said, that the hon. Member should consider whether the new matter which he had introduced into his reply should not give those persons who were affected by his observations the privilege of speaking in explanation.

Sir James Scarlett

said, that the hon. member for Preston had alluded to a triumph which he supposed he had gained over him on a former occasion. He was quite unconscious of the circumstance; but if the idea afforded the hon. Member any pleasure, he might continue to enjoy it. The hon. Member, however, was entirely mistaken in all the facts be had stated respecting the judgment of the Judges. He was astonished that a person of the hon. Gentleman's experience should suppose that the Judges would allow their clerks to know the result of their deliberations. He was sure, that if any Judge in England should be guilty of conduct so absurd and base, Mr. Justice Bayley would not be the man. He would unite with the hon. Member in praising the learning and integrity of that Judge. He conducted the hon. Member's trial in a most impartial manner. The result of the trial was well known. With respect to his share in the proceedings, he would not say a word, because he was always unwilling to allude in that House to transactions in which be had been engaged as counsel.

Mr. Hunt

said, that he had not employed the Judge's clerk to betray the confidence of his master. If he had done so, he should have been as guilty as the persons he had been denouncing.

The House divided on the previous question: Ayes 206; Noes 31—Majority 175.

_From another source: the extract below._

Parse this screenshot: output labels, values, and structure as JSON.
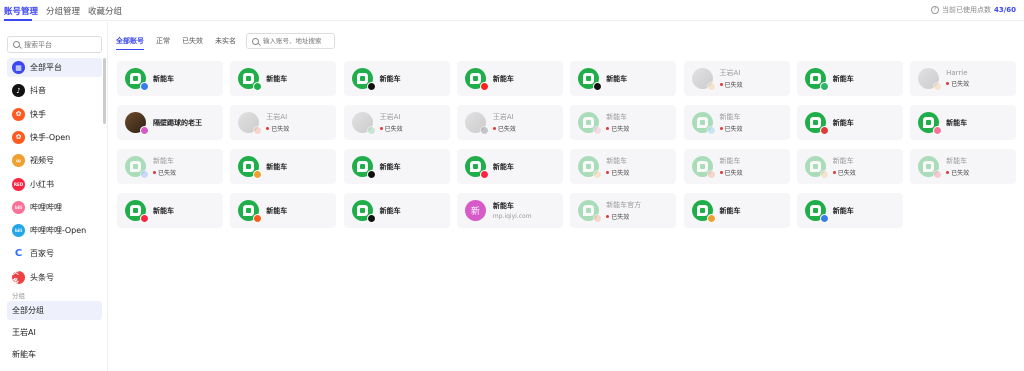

List of the NOES.
Blackney, W. Macnamara, W. N.
Blake, Sir F. Milton, Lord
Bodkin, J. J. Moreton, H. F. G.
Bouverie, Hon. D. P. Musgrave, Sir R.
Doyle, Sir J. M. O'Connell, M.
Duncombe, T. S. Paget, T.
Dundas, T. Phillips, C. M.
Ellis, W. Strickland, G.
Ewart, W. Tomes, J.
Gillon, W. D. Vernon, G.
Harvey, D. W. Vincent, Sir F.
Hodges, T. L. Walker, C. A.
Hoskins, K. Warburton, H.
James, W. Wilks, J.
Johnston, J. Tellers.
Lambert, J. S. Hunt, H.
Lushington, Dr. Hume, J.